From the Archives: Who is this Mann?

Jenny Seeman

Much is known about the fabulously wealthy Dunsmuir family and their grand Hatley Park estate, but the stories of the people that maintained that estate are often less well known. We have names on census records, and recollections from descendants about life on the estate but what do we really know of the staff? What were the circumstances that brought them here? Were they happy to be working for the Dunsmuirs? What about all the Chinese labourers that lived in a camp on site? Through examining archival records, I hope to be able to answer some of these questions, and bring these hard working staff members out of the shadows of history, as much as is possible.

In this Crossroads post, we look at the life of Frederick Charles Mann.

In James “Boy” Dunsmuir Jr.’s will, hastily written in April of 1915 before he left for his ill-fated voyage on the Lusitania, Frederick Mann was one of two people singled out to receive a sum of money from James. He writes: “I bequeath the sum of two thousand dollars ($2000) to Frederick Mann of Hatley Park aforesaid Coachman and I bequeath the sum of two thousand dollars ($2000) to John Jamieson of Hatley Park aforesaid Footman…” As we know, Jim Dunsmuir was a lifelong equestrian and had at least two beautiful horses stabled here at Hatley Park. It’s no wonder then, that he would have had a close relationship with the staff that were responsible for the day to day care of the horses.

James Dunsmuir Jr on a horse

James "Boy" Dunsmuir Jr. was riding horses almost before he could walk!

Frederick Mann had immigrated to Canada in 1910 from England. At Hatley Park, he lived in the house attached to the stables. In the photograph below, he is pictured tending to one of the horses of the estate.

Knowing what tragically happened to the youngest Dunsmuir son in May of 1915, it is very likely that Frederick Mann received his inheritance from James. Two thousand dollars in 1915 was a considerable sum of money and would equate to about $43,000 today. In 1915, the amount was easily enough to buy a modest property in Victoria, but Frederick did not use the money for that. With no sign of the war slowing, Mann did what many young men were compelled to do and signed up for the war effort. On November 18, 1915, he joined the 103rd Battalion of the Canadian Expeditionary Force. Whether he left Victoria for active service is not immediately clear but we do know from the 1921 census that Mann did not leave the service of the Dunsmuir family. In fact, it seems that the sum of money received from James could have helped him to become a family man.

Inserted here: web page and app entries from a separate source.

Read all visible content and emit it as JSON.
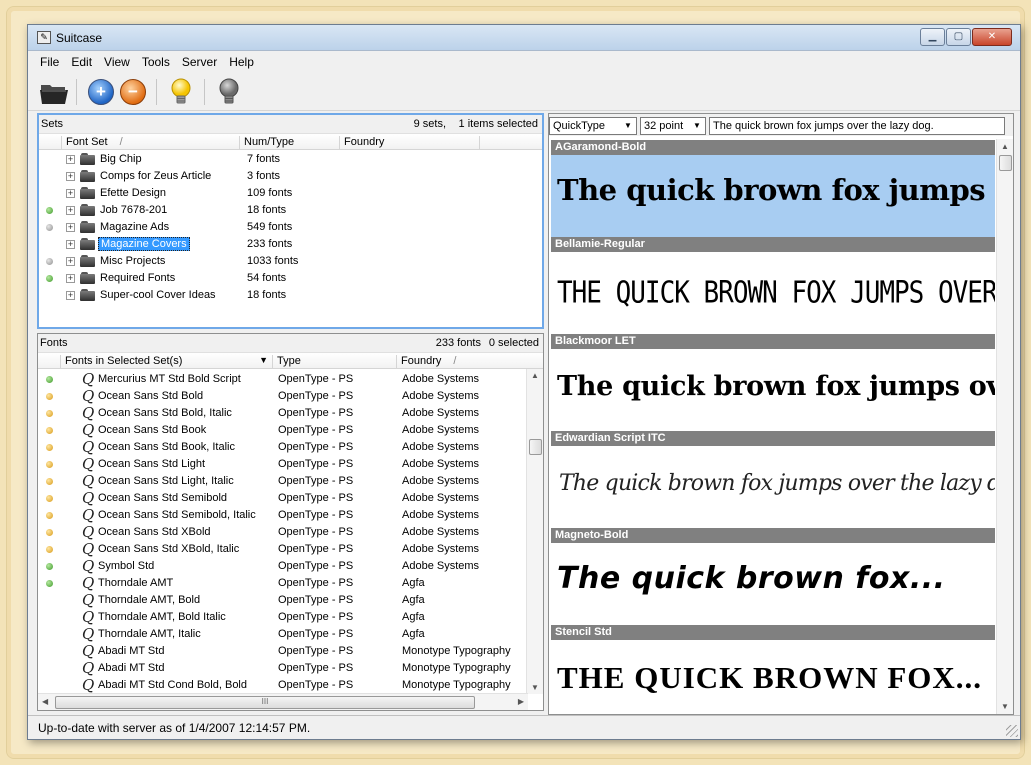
{
  "window": {
    "title": "Suitcase"
  },
  "menu": [
    "File",
    "Edit",
    "View",
    "Tools",
    "Server",
    "Help"
  ],
  "toolbar": {
    "icons": [
      "open-folder-icon",
      "add-icon",
      "remove-icon",
      "activate-bulb-icon",
      "deactivate-bulb-icon"
    ],
    "add_glyph": "+",
    "remove_glyph": "−"
  },
  "sets_pane": {
    "label": "Sets",
    "count": "9 sets,",
    "selected": "1 items selected",
    "columns": [
      "Font Set",
      "Num/Type",
      "Foundry"
    ],
    "sort_glyph": "/",
    "expander_glyph": "+",
    "rows": [
      {
        "name": "Big Chip",
        "num": "7 fonts",
        "status": "none"
      },
      {
        "name": "Comps for Zeus Article",
        "num": "3 fonts",
        "status": "none"
      },
      {
        "name": "Efette Design",
        "num": "109 fonts",
        "status": "none"
      },
      {
        "name": "Job 7678-201",
        "num": "18 fonts",
        "status": "green"
      },
      {
        "name": "Magazine Ads",
        "num": "549 fonts",
        "status": "gray"
      },
      {
        "name": "Magazine Covers",
        "num": "233 fonts",
        "status": "none",
        "selected": true
      },
      {
        "name": "Misc Projects",
        "num": "1033 fonts",
        "status": "gray"
      },
      {
        "name": "Required Fonts",
        "num": "54 fonts",
        "status": "green"
      },
      {
        "name": "Super-cool Cover Ideas",
        "num": "18 fonts",
        "status": "none"
      }
    ]
  },
  "fonts_pane": {
    "label": "Fonts",
    "count": "233 fonts",
    "selected": "0 selected",
    "columns": [
      "Fonts in Selected Set(s)",
      "Type",
      "Foundry"
    ],
    "sort_glyph": "/",
    "icon_glyph": "Q",
    "rows": [
      {
        "name": "Mercurius MT Std Bold Script",
        "type": "OpenType - PS",
        "foundry": "Adobe Systems",
        "status": "green"
      },
      {
        "name": "Ocean Sans Std Bold",
        "type": "OpenType - PS",
        "foundry": "Adobe Systems",
        "status": "amber"
      },
      {
        "name": "Ocean Sans Std Bold, Italic",
        "type": "OpenType - PS",
        "foundry": "Adobe Systems",
        "status": "amber"
      },
      {
        "name": "Ocean Sans Std Book",
        "type": "OpenType - PS",
        "foundry": "Adobe Systems",
        "status": "amber"
      },
      {
        "name": "Ocean Sans Std Book, Italic",
        "type": "OpenType - PS",
        "foundry": "Adobe Systems",
        "status": "amber"
      },
      {
        "name": "Ocean Sans Std Light",
        "type": "OpenType - PS",
        "foundry": "Adobe Systems",
        "status": "amber"
      },
      {
        "name": "Ocean Sans Std Light, Italic",
        "type": "OpenType - PS",
        "foundry": "Adobe Systems",
        "status": "amber"
      },
      {
        "name": "Ocean Sans Std Semibold",
        "type": "OpenType - PS",
        "foundry": "Adobe Systems",
        "status": "amber"
      },
      {
        "name": "Ocean Sans Std Semibold, Italic",
        "type": "OpenType - PS",
        "foundry": "Adobe Systems",
        "status": "amber"
      },
      {
        "name": "Ocean Sans Std XBold",
        "type": "OpenType - PS",
        "foundry": "Adobe Systems",
        "status": "amber"
      },
      {
        "name": "Ocean Sans Std XBold, Italic",
        "type": "OpenType - PS",
        "foundry": "Adobe Systems",
        "status": "amber"
      },
      {
        "name": "Symbol Std",
        "type": "OpenType - PS",
        "foundry": "Adobe Systems",
        "status": "green"
      },
      {
        "name": "Thorndale AMT",
        "type": "OpenType - PS",
        "foundry": "Agfa",
        "status": "green"
      },
      {
        "name": "Thorndale AMT, Bold",
        "type": "OpenType - PS",
        "foundry": "Agfa",
        "status": "none"
      },
      {
        "name": "Thorndale AMT, Bold Italic",
        "type": "OpenType - PS",
        "foundry": "Agfa",
        "status": "none"
      },
      {
        "name": "Thorndale AMT, Italic",
        "type": "OpenType - PS",
        "foundry": "Agfa",
        "status": "none"
      },
      {
        "name": "Abadi MT Std",
        "type": "OpenType - PS",
        "foundry": "Monotype Typography",
        "status": "none"
      },
      {
        "name": "Abadi MT Std",
        "type": "OpenType - PS",
        "foundry": "Monotype Typography",
        "status": "none"
      },
      {
        "name": "Abadi MT Std Cond Bold, Bold",
        "type": "OpenType - PS",
        "foundry": "Monotype Typography",
        "status": "none"
      }
    ],
    "hscroll_grip": "III"
  },
  "preview_pane": {
    "mode": "QuickType",
    "size": "32 point",
    "text": "The quick brown fox jumps over the lazy dog.",
    "samples": [
      {
        "font": "AGaramond-Bold",
        "sample": "The quick brown fox jumps over...",
        "selected": true
      },
      {
        "font": "Bellamie-Regular",
        "sample": "THE QUICK BROWN FOX JUMPS OVER..."
      },
      {
        "font": "Blackmoor LET",
        "sample": "The quick brown fox jumps over..."
      },
      {
        "font": "Edwardian Script ITC",
        "sample": "The quick brown fox jumps over the lazy dog."
      },
      {
        "font": "Magneto-Bold",
        "sample": "The quick brown fox..."
      },
      {
        "font": "Stencil Std",
        "sample": "THE QUICK BROWN FOX..."
      }
    ]
  },
  "status_bar": {
    "text": "Up-to-date with server as of 1/4/2007 12:14:57 PM."
  },
  "colors": {
    "selection": "#3399ff",
    "sample_selected": "#a8cdf2",
    "sample_header": "#808080",
    "active_green": "#3f9a2a",
    "partial_amber": "#d89a18",
    "inactive_gray": "#8f8f8f"
  }
}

In 1916, at the age of 22, Mann married a woman eight years his senior. The announcement in the paper reads: “Married - On July 13, by the Rev. Dr. Campbell, Corporal Frederick Charles Mann, 103rd Battalion, CEF, to Janet McLean, third daughter of Mr. David McLean, Fisherton, Ayrshire, Scotland.” Perhaps not surprisingly, Janet McLean is one of four housemaids to the Dunsmuirs listed in the 1911 census. Their marriage sounds like it could be a storyline straight out of Downton Abbey!


Frederick Mann is tending to two of the many dogs that lived on the Dunsmuir estate.

In the census of 1921, Mann is listed as a farmer, which may be a mistake by the census taker or a reflection of the changing needs of the Dunsmuir estate, but in any case he was likely still living in the coachman’s house attached to the stables with his wife and young family. The census lists Frederick, his wife, Janet, and two daughters, Helen Harriet, 3, and Dorothy Joan, 1. 


In this picture from the 1920s, Mann can be seen at the centre of the image enjoying a picnic on the beach with a small group. Is this on the shoreline of the lagoon at Hatley Park? Are his companions fellow staff from the estate? They are certainly dressed well for the location!


Another beachside picnic on what looks like a much colder day has people equally smartly dressed. It is likely that Frederick Mann is on the far right of the picture with his wife Janet by his side.

The position of coachman is not always one associated with prestige in the old estates of the early 20th Century, but Frederick Charles Mann certainly seems to have had some success in his career and a comfortable life at Hatley Park. What happened to him and his family in the years after the Dunsmuirs left Hatley Park is a subject for further research. Mann died in Vancouver in 1985 at the age of 92.

If you have any questions or stories to share about the history of Hatley Park or Royal Roads, contact Jenny Seeman in the archives on ext. 4122.